• **EXERCISE MATERIALS**

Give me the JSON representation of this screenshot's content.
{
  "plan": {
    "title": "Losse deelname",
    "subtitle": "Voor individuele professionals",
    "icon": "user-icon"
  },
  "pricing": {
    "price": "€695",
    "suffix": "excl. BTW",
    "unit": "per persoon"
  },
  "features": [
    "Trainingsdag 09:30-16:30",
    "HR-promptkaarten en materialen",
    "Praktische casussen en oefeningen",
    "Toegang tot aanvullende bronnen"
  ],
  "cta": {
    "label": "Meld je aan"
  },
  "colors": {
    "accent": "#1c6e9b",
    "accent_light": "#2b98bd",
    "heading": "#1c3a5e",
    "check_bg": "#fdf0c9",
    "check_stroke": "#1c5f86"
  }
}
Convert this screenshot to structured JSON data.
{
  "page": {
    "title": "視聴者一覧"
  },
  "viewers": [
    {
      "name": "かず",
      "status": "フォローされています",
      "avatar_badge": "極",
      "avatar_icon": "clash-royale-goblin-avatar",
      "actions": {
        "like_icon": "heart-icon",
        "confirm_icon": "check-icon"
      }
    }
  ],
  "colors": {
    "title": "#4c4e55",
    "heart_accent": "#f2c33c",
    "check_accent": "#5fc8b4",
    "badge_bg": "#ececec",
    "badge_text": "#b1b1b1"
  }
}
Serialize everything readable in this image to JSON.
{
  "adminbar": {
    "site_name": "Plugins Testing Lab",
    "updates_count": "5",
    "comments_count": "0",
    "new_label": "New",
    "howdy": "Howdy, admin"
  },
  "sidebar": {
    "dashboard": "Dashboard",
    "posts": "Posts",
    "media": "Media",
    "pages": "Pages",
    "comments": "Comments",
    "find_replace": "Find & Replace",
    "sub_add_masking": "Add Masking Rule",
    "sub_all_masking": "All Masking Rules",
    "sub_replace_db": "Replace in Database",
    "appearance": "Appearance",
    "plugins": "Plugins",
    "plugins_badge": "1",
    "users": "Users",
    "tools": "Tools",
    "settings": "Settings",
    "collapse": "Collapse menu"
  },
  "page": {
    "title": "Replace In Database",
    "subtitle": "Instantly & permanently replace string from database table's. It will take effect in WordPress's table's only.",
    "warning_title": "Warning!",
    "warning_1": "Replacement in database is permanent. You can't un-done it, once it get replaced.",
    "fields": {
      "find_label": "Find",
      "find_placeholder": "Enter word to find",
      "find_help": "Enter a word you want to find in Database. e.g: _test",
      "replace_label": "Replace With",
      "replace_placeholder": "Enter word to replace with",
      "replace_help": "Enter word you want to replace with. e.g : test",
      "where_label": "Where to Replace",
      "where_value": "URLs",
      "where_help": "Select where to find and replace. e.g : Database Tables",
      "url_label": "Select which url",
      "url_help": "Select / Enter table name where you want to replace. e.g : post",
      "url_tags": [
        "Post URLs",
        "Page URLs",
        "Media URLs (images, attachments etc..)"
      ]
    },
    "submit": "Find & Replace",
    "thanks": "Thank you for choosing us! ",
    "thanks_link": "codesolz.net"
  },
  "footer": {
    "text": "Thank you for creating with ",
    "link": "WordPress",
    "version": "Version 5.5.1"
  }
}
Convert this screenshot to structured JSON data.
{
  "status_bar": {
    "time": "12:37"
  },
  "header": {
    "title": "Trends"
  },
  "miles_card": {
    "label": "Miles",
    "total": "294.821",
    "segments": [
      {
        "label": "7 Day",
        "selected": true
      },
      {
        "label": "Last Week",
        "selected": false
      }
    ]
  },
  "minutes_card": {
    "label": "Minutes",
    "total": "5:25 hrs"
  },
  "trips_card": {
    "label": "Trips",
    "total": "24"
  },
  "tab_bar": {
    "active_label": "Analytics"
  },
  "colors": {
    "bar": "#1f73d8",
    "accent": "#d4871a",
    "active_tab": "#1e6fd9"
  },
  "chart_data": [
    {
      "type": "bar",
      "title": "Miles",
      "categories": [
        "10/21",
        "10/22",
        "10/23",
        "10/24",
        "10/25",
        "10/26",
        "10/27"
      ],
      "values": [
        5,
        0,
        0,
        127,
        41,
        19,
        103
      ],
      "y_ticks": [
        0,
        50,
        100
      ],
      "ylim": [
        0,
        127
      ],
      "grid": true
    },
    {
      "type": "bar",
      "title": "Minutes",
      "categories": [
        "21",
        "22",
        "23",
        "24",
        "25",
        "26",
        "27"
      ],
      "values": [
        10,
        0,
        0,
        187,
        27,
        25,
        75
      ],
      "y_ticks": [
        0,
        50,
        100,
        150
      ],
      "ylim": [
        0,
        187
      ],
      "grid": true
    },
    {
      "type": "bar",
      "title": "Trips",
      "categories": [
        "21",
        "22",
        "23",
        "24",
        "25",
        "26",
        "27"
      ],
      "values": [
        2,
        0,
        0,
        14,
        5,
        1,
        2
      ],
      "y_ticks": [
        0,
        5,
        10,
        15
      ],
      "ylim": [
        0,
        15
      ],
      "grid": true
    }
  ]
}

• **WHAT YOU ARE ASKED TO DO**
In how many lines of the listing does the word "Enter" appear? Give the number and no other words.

• **RESPONSE TO THIS TASK**
5